> **What is required**: Print out the whole listing below exactly as it is written.

Start of Dataset

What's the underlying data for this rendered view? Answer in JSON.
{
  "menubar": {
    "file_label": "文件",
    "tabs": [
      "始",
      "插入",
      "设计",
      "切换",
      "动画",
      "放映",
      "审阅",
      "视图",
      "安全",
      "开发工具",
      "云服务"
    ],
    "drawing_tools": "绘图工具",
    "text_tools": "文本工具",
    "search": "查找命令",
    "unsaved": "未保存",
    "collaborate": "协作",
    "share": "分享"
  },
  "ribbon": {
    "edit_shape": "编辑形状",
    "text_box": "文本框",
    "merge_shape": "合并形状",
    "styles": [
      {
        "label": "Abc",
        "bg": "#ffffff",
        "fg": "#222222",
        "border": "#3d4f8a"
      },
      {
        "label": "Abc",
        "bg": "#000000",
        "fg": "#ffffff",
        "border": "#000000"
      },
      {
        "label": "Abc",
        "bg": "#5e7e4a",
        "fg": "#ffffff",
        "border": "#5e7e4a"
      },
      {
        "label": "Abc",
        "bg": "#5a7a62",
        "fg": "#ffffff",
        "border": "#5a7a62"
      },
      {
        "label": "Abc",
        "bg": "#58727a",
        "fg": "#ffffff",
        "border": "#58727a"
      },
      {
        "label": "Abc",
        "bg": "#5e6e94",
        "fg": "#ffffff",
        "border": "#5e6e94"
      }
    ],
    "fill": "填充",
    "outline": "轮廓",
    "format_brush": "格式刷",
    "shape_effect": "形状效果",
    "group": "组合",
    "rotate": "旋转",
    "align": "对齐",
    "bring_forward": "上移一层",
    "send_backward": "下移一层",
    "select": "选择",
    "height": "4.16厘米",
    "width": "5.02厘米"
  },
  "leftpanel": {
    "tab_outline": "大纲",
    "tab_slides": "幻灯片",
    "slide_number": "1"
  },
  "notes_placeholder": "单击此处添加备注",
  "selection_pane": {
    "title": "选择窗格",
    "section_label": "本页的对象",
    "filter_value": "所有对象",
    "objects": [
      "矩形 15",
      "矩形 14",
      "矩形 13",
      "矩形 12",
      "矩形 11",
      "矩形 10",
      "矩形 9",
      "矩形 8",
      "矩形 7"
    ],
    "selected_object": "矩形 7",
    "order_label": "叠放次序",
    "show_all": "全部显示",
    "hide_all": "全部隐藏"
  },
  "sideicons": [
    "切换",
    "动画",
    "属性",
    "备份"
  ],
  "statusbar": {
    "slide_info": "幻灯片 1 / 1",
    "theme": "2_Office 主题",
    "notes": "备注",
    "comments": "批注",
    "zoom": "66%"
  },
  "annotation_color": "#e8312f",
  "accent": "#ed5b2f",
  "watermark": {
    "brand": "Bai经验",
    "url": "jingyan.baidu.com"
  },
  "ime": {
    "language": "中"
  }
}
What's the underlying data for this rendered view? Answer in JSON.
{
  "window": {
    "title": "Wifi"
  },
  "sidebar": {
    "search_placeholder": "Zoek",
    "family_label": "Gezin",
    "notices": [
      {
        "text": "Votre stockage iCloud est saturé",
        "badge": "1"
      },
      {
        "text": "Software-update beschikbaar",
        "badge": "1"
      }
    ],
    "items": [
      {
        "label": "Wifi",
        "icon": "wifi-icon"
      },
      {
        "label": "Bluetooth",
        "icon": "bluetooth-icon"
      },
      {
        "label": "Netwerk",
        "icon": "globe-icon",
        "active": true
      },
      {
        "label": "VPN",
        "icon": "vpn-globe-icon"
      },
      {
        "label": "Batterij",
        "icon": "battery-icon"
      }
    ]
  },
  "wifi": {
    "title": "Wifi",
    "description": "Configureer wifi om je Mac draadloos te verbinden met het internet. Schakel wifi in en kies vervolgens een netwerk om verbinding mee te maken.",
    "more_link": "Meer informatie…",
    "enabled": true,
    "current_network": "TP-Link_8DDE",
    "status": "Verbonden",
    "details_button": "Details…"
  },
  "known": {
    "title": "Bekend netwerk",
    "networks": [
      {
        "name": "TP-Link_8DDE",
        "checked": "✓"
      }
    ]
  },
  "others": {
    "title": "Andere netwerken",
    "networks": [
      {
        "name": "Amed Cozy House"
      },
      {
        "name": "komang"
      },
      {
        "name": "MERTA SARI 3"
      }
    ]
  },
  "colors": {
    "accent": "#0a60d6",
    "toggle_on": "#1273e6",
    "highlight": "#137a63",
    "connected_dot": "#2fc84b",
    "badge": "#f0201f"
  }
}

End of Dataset

> **Answer below**:
What's the underlying data for this rendered view? Answer in JSON.
{
  "menubar": {
    "file_label": "文件",
    "tabs": [
      "始",
      "插入",
      "设计",
      "切换",
      "动画",
      "放映",
      "审阅",
      "视图",
      "安全",
      "开发工具",
      "云服务"
    ],
    "drawing_tools": "绘图工具",
    "text_tools": "文本工具",
    "search": "查找命令",
    "unsaved": "未保存",
    "collaborate": "协作",
    "share": "分享"
  },
  "ribbon": {
    "edit_shape": "编辑形状",
    "text_box": "文本框",
    "merge_shape": "合并形状",
    "styles": [
      {
        "label": "Abc",
        "bg": "#ffffff",
        "fg": "#222222",
        "border": "#3d4f8a"
      },
      {
        "label": "Abc",
        "bg": "#000000",
        "fg": "#ffffff",
        "border": "#000000"
      },
      {
        "label": "Abc",
        "bg": "#5e7e4a",
        "fg": "#ffffff",
        "border": "#5e7e4a"
      },
      {
        "label": "Abc",
        "bg": "#5a7a62",
        "fg": "#ffffff",
        "border": "#5a7a62"
      },
      {
        "label": "Abc",
        "bg": "#58727a",
        "fg": "#ffffff",
        "border": "#58727a"
      },
      {
        "label": "Abc",
        "bg": "#5e6e94",
        "fg": "#ffffff",
        "border": "#5e6e94"
      }
    ],
    "fill": "填充",
    "outline": "轮廓",
    "format_brush": "格式刷",
    "shape_effect": "形状效果",
    "group": "组合",
    "rotate": "旋转",
    "align": "对齐",
    "bring_forward": "上移一层",
    "send_backward": "下移一层",
    "select": "选择",
    "height": "4.16厘米",
    "width": "5.02厘米"
  },
  "leftpanel": {
    "tab_outline": "大纲",
    "tab_slides": "幻灯片",
    "slide_number": "1"
  },
  "notes_placeholder": "单击此处添加备注",
  "selection_pane": {
    "title": "选择窗格",
    "section_label": "本页的对象",
    "filter_value": "所有对象",
    "objects": [
      "矩形 15",
      "矩形 14",
      "矩形 13",
      "矩形 12",
      "矩形 11",
      "矩形 10",
      "矩形 9",
      "矩形 8",
      "矩形 7"
    ],
    "selected_object": "矩形 7",
    "order_label": "叠放次序",
    "show_all": "全部显示",
    "hide_all": "全部隐藏"
  },
  "sideicons": [
    "切换",
    "动画",
    "属性",
    "备份"
  ],
  "statusbar": {
    "slide_info": "幻灯片 1 / 1",
    "theme": "2_Office 主题",
    "notes": "备注",
    "comments": "批注",
    "zoom": "66%"
  },
  "annotation_color": "#e8312f",
  "accent": "#ed5b2f",
  "watermark": {
    "brand": "Bai经验",
    "url": "jingyan.baidu.com"
  },
  "ime": {
    "language": "中"
  }
}
What's the underlying data for this rendered view? Answer in JSON.
{
  "window": {
    "title": "Wifi"
  },
  "sidebar": {
    "search_placeholder": "Zoek",
    "family_label": "Gezin",
    "notices": [
      {
        "text": "Votre stockage iCloud est saturé",
        "badge": "1"
      },
      {
        "text": "Software-update beschikbaar",
        "badge": "1"
      }
    ],
    "items": [
      {
        "label": "Wifi",
        "icon": "wifi-icon"
      },
      {
        "label": "Bluetooth",
        "icon": "bluetooth-icon"
      },
      {
        "label": "Netwerk",
        "icon": "globe-icon",
        "active": true
      },
      {
        "label": "VPN",
        "icon": "vpn-globe-icon"
      },
      {
        "label": "Batterij",
        "icon": "battery-icon"
      }
    ]
  },
  "wifi": {
    "title": "Wifi",
    "description": "Configureer wifi om je Mac draadloos te verbinden met het internet. Schakel wifi in en kies vervolgens een netwerk om verbinding mee te maken.",
    "more_link": "Meer informatie…",
    "enabled": true,
    "current_network": "TP-Link_8DDE",
    "status": "Verbonden",
    "details_button": "Details…"
  },
  "known": {
    "title": "Bekend netwerk",
    "networks": [
      {
        "name": "TP-Link_8DDE",
        "checked": "✓"
      }
    ]
  },
  "others": {
    "title": "Andere netwerken",
    "networks": [
      {
        "name": "Amed Cozy House"
      },
      {
        "name": "komang"
      },
      {
        "name": "MERTA SARI 3"
      }
    ]
  },
  "colors": {
    "accent": "#0a60d6",
    "toggle_on": "#1273e6",
    "highlight": "#137a63",
    "connected_dot": "#2fc84b",
    "badge": "#f0201f"
  }
}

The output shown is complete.